__WHAT THE EXERCISE ASKS__:
Each line of the entries below that includes "adjective" belongs in your answer.

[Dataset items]

==============================

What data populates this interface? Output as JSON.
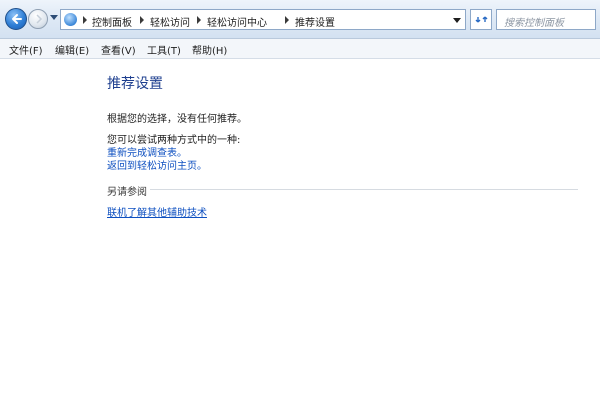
{
  "toolbar": {
    "breadcrumb": [
      "控制面板",
      "轻松访问",
      "轻松访问中心",
      "推荐设置"
    ],
    "search_placeholder": "搜索控制面板"
  },
  "menu": [
    "文件(F)",
    "编辑(E)",
    "查看(V)",
    "工具(T)",
    "帮助(H)"
  ],
  "content": {
    "title": "推荐设置",
    "message": "根据您的选择，没有任何推荐。",
    "prompt": "您可以尝试两种方式中的一种:",
    "links": [
      "重新完成调查表。",
      "返回到轻松访问主页。"
    ],
    "see_also_label": "另请参阅",
    "see_also_link": "联机了解其他辅助技术"
  },
  "colors": {
    "title": "#1e3f8f",
    "link": "#0d4fc0",
    "topbar": "#dde8f5"
  },
  "icons": [
    "back-arrow-icon",
    "forward-arrow-icon",
    "control-panel-icon",
    "refresh-icon"
  ]
}
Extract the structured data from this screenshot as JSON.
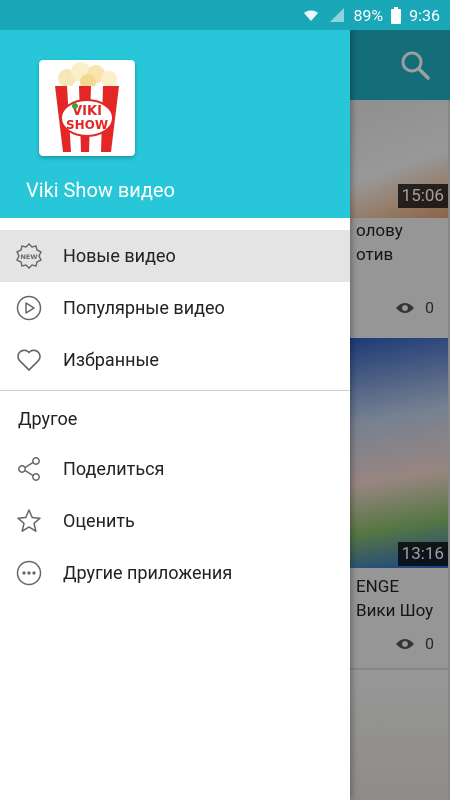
{
  "status_bar": {
    "battery": "89%",
    "time": "9:36"
  },
  "drawer": {
    "header_title": "Viki Show видео",
    "logo_text": [
      "VIKI",
      "SHOW"
    ],
    "items": [
      {
        "label": "Новые видео",
        "icon": "new-badge-icon",
        "active": true
      },
      {
        "label": "Популярные видео",
        "icon": "play-circle-icon",
        "active": false
      },
      {
        "label": "Избранные",
        "icon": "heart-icon",
        "active": false
      }
    ],
    "section_other": "Другое",
    "other_items": [
      {
        "label": "Поделиться",
        "icon": "share-icon"
      },
      {
        "label": "Оценить",
        "icon": "star-icon"
      },
      {
        "label": "Другие приложения",
        "icon": "more-horiz-icon"
      }
    ]
  },
  "background": {
    "videos": [
      {
        "duration": "15:06",
        "title_line1": "олову",
        "title_line2": "отив",
        "views": "0"
      },
      {
        "duration": "13:16",
        "title_line1": "ENGE",
        "title_line2": "Вики Шоу",
        "views": "0"
      }
    ]
  },
  "colors": {
    "status_bar": "#1aa8b8",
    "toolbar": "#1fb2c3",
    "drawer_header": "#27c7d9",
    "logo_red": "#e32727"
  }
}
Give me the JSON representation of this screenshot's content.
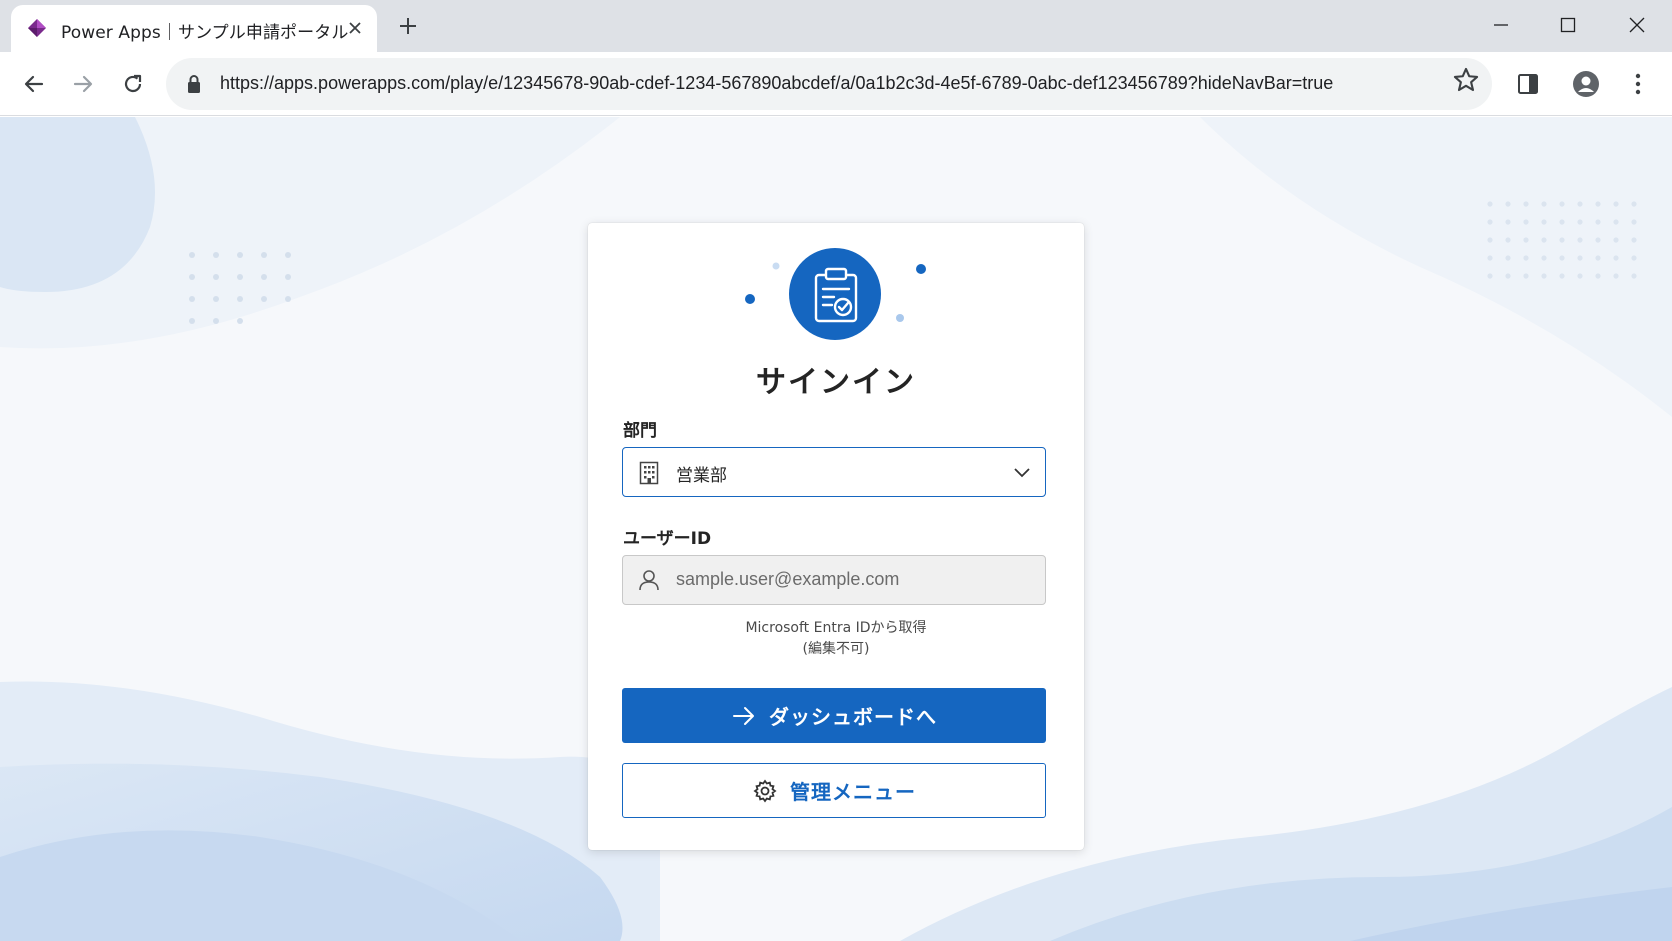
{
  "browser": {
    "tab_title": "Power Apps｜サンプル申請ポータル",
    "url": "https://apps.powerapps.com/play/e/12345678-90ab-cdef-1234-567890abcdef/a/0a1b2c3d-4e5f-6789-0abc-def123456789?hideNavBar=true",
    "icons": [
      "powerapps-favicon",
      "close-icon",
      "plus-icon",
      "minimize-icon",
      "maximize-icon",
      "close-window-icon",
      "back-arrow-icon",
      "forward-arrow-icon",
      "reload-icon",
      "lock-icon",
      "star-icon",
      "side-panel-icon",
      "profile-icon",
      "more-vert-icon"
    ]
  },
  "signin": {
    "heading": "サインイン",
    "department": {
      "label": "部門",
      "value": "営業部",
      "icon": "building-icon"
    },
    "user_id": {
      "label": "ユーザーID",
      "placeholder": "sample.user@example.com",
      "icon": "person-icon"
    },
    "hint_line1": "Microsoft Entra IDから取得",
    "hint_line2": "(編集不可)",
    "primary_button": {
      "label": "ダッシュボードへ",
      "icon": "arrow-right-icon"
    },
    "secondary_button": {
      "label": "管理メニュー",
      "icon": "gear-icon"
    }
  },
  "colors": {
    "accent": "#1566c0",
    "tabbar": "#dee1e6",
    "omnibox": "#f1f3f4"
  }
}
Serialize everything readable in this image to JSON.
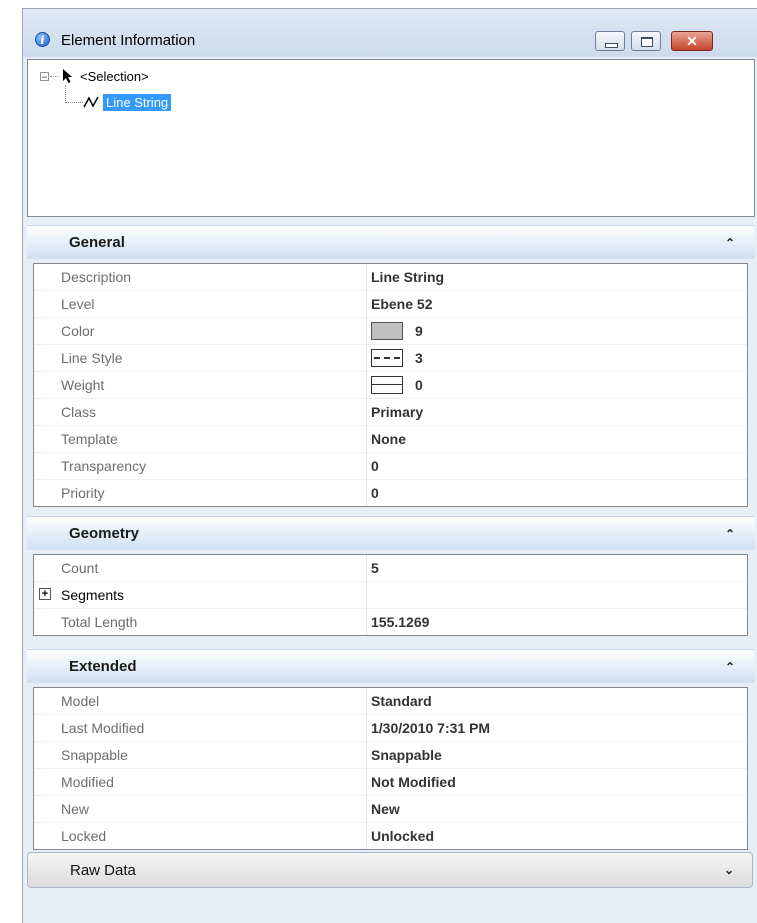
{
  "window": {
    "title": "Element Information",
    "info_icon": "i",
    "close_glyph": "✕"
  },
  "tree": {
    "root_expander": "−",
    "root_label": "<Selection>",
    "child_label": "Line String",
    "root_icon": "arrow-cursor-icon",
    "child_icon": "line-string-icon"
  },
  "sections": {
    "general": {
      "title": "General",
      "chevron": "⌃",
      "rows": [
        {
          "name": "Description",
          "value": "Line String"
        },
        {
          "name": "Level",
          "value": "Ebene 52"
        },
        {
          "name": "Color",
          "value": "9",
          "swatch": "color",
          "swatch_color": "#c0c0c0"
        },
        {
          "name": "Line Style",
          "value": "3",
          "swatch": "style"
        },
        {
          "name": "Weight",
          "value": "0",
          "swatch": "weight"
        },
        {
          "name": "Class",
          "value": "Primary"
        },
        {
          "name": "Template",
          "value": "None"
        },
        {
          "name": "Transparency",
          "value": "0"
        },
        {
          "name": "Priority",
          "value": "0"
        }
      ]
    },
    "geometry": {
      "title": "Geometry",
      "chevron": "⌃",
      "rows": [
        {
          "name": "Count",
          "value": "5"
        },
        {
          "name": "Segments",
          "value": "",
          "expandable": true,
          "expander": "+"
        },
        {
          "name": "Total Length",
          "value": "155.1269"
        }
      ]
    },
    "extended": {
      "title": "Extended",
      "chevron": "⌃",
      "rows": [
        {
          "name": "Model",
          "value": "Standard"
        },
        {
          "name": "Last Modified",
          "value": "1/30/2010 7:31 PM"
        },
        {
          "name": "Snappable",
          "value": "Snappable"
        },
        {
          "name": "Modified",
          "value": "Not Modified"
        },
        {
          "name": "New",
          "value": "New"
        },
        {
          "name": "Locked",
          "value": "Unlocked"
        }
      ]
    },
    "raw_data": {
      "title": "Raw Data",
      "chevron": "⌄"
    }
  },
  "colors": {
    "selection_highlight": "#3399ff",
    "section_header_gradient_end": "#cfe0f3",
    "color_swatch": "#c0c0c0"
  }
}
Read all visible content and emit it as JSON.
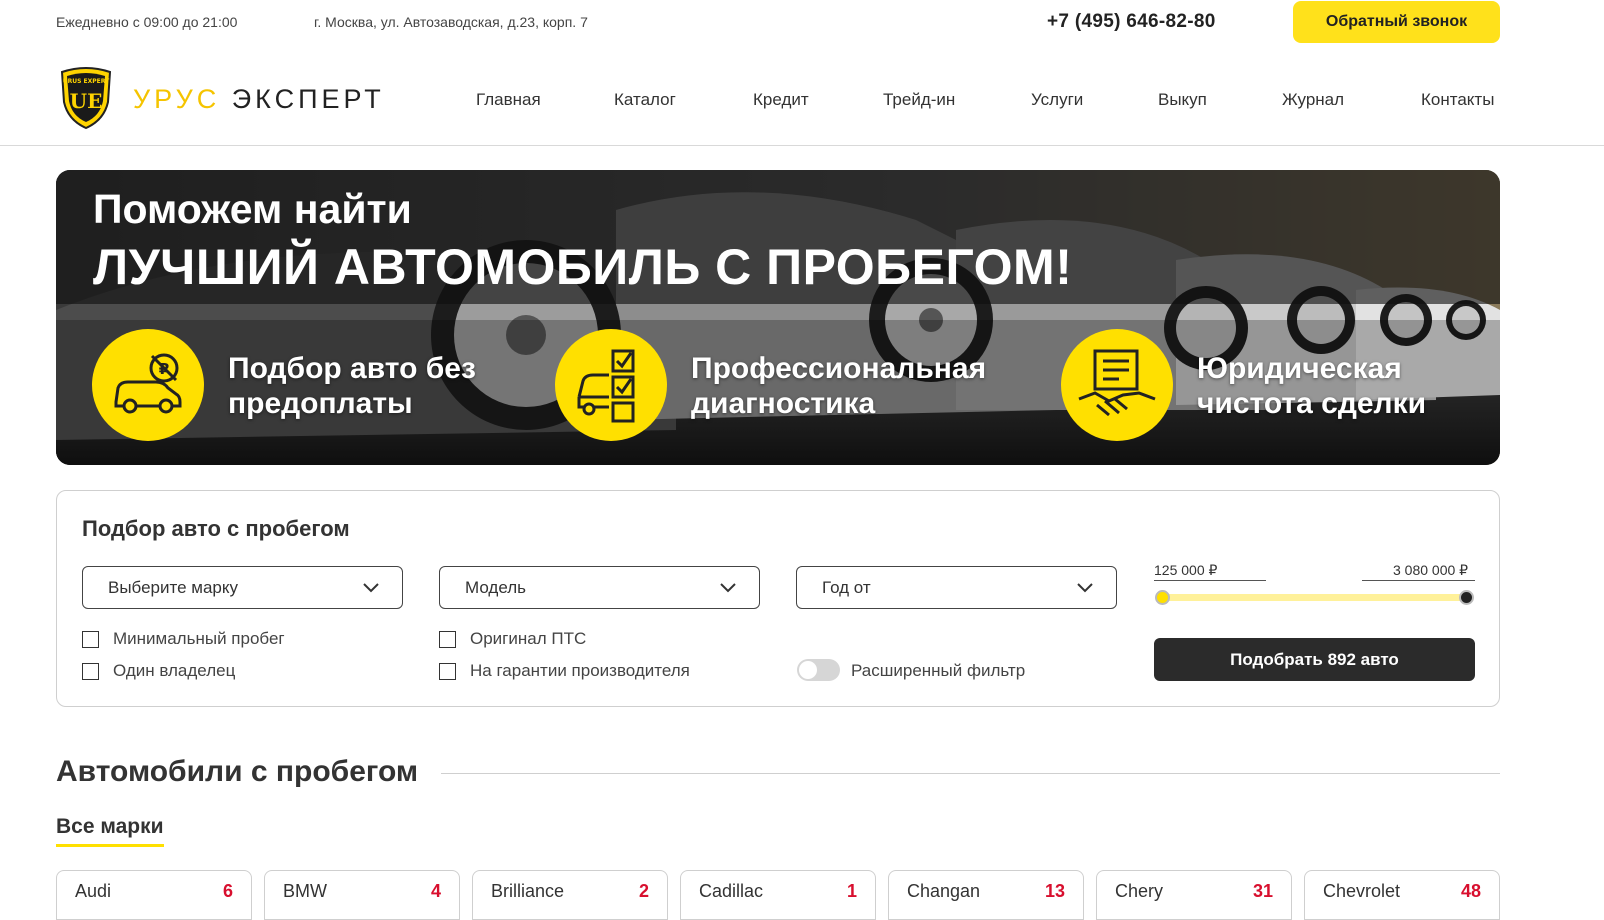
{
  "topbar": {
    "hours": "Ежедневно с 09:00 до 21:00",
    "address": "г. Москва, ул. Автозаводская, д.23, корп. 7",
    "phone": "+7 (495) 646-82-80",
    "callback_label": "Обратный звонок"
  },
  "logo": {
    "word1": "УРУС",
    "word2": "ЭКСПЕРТ",
    "badge_top": "URUS EXPERT",
    "badge_mono": "UE"
  },
  "nav": {
    "items": [
      "Главная",
      "Каталог",
      "Кредит",
      "Трейд-ин",
      "Услуги",
      "Выкуп",
      "Журнал",
      "Контакты"
    ]
  },
  "hero": {
    "line1": "Поможем найти",
    "line2": "ЛУЧШИЙ АВТОМОБИЛЬ С ПРОБЕГОМ!",
    "features": [
      {
        "line1": "Подбор авто без",
        "line2": "предоплаты",
        "icon": "car-no-prepay-icon"
      },
      {
        "line1": "Профессиональная",
        "line2": "диагностика",
        "icon": "car-checklist-icon"
      },
      {
        "line1": "Юридическая",
        "line2": "чистота сделки",
        "icon": "handshake-contract-icon"
      }
    ]
  },
  "filter": {
    "title": "Подбор авто с пробегом",
    "brand_select": "Выберите марку",
    "model_select": "Модель",
    "year_select": "Год от",
    "checkboxes": [
      "Минимальный пробег",
      "Один владелец",
      "Оригинал ПТС",
      "На гарантии производителя"
    ],
    "advanced_label": "Расширенный фильтр",
    "advanced_on": false,
    "price_min": "125 000 ₽",
    "price_max": "3 080 000 ₽",
    "submit_label": "Подобрать 892 авто"
  },
  "section": {
    "title": "Автомобили с пробегом",
    "tab_all": "Все марки"
  },
  "brands": [
    {
      "name": "Audi",
      "count": "6"
    },
    {
      "name": "BMW",
      "count": "4"
    },
    {
      "name": "Brilliance",
      "count": "2"
    },
    {
      "name": "Cadillac",
      "count": "1"
    },
    {
      "name": "Changan",
      "count": "13"
    },
    {
      "name": "Chery",
      "count": "31"
    },
    {
      "name": "Chevrolet",
      "count": "48"
    }
  ],
  "colors": {
    "accent": "#ffe11b",
    "dark": "#2b2b2b",
    "count_red": "#d80f2e"
  }
}
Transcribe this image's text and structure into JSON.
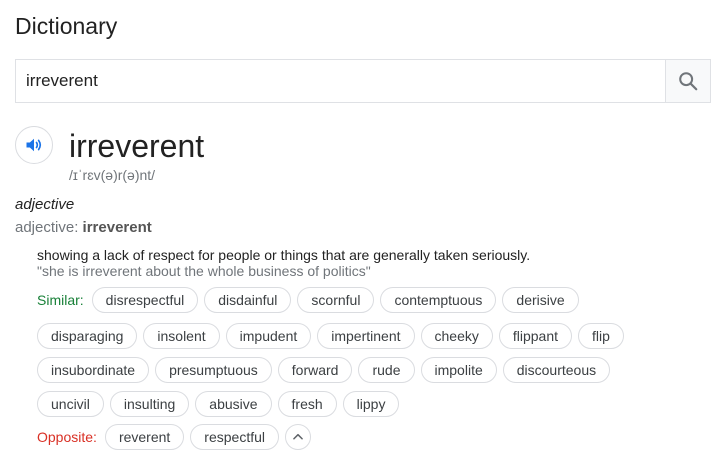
{
  "page_title": "Dictionary",
  "search": {
    "value": "irreverent",
    "button_icon": "search-icon"
  },
  "entry": {
    "word": "irreverent",
    "phonetic": "/ɪˈrɛv(ə)r(ə)nt/",
    "pronounce_icon": "speaker-icon",
    "part_of_speech": "adjective",
    "pos_label": "adjective:",
    "pos_word": "irreverent",
    "definition": "showing a lack of respect for people or things that are generally taken seriously.",
    "example": "\"she is irreverent about the whole business of politics\""
  },
  "similar": {
    "label": "Similar:",
    "rows": [
      [
        "disrespectful",
        "disdainful",
        "scornful",
        "contemptuous",
        "derisive"
      ],
      [
        "disparaging",
        "insolent",
        "impudent",
        "impertinent",
        "cheeky",
        "flippant",
        "flip"
      ],
      [
        "insubordinate",
        "presumptuous",
        "forward",
        "rude",
        "impolite",
        "discourteous"
      ],
      [
        "uncivil",
        "insulting",
        "abusive",
        "fresh",
        "lippy"
      ]
    ]
  },
  "opposite": {
    "label": "Opposite:",
    "words": [
      "reverent",
      "respectful"
    ],
    "collapse_icon": "chevron-up-icon"
  },
  "colors": {
    "similar_label": "#188038",
    "opposite_label": "#d93025",
    "accent": "#1a73e8"
  }
}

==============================

__THE ANSWER__:
    "part_of_speech": "adjective",
    "pos_label": "adjective:",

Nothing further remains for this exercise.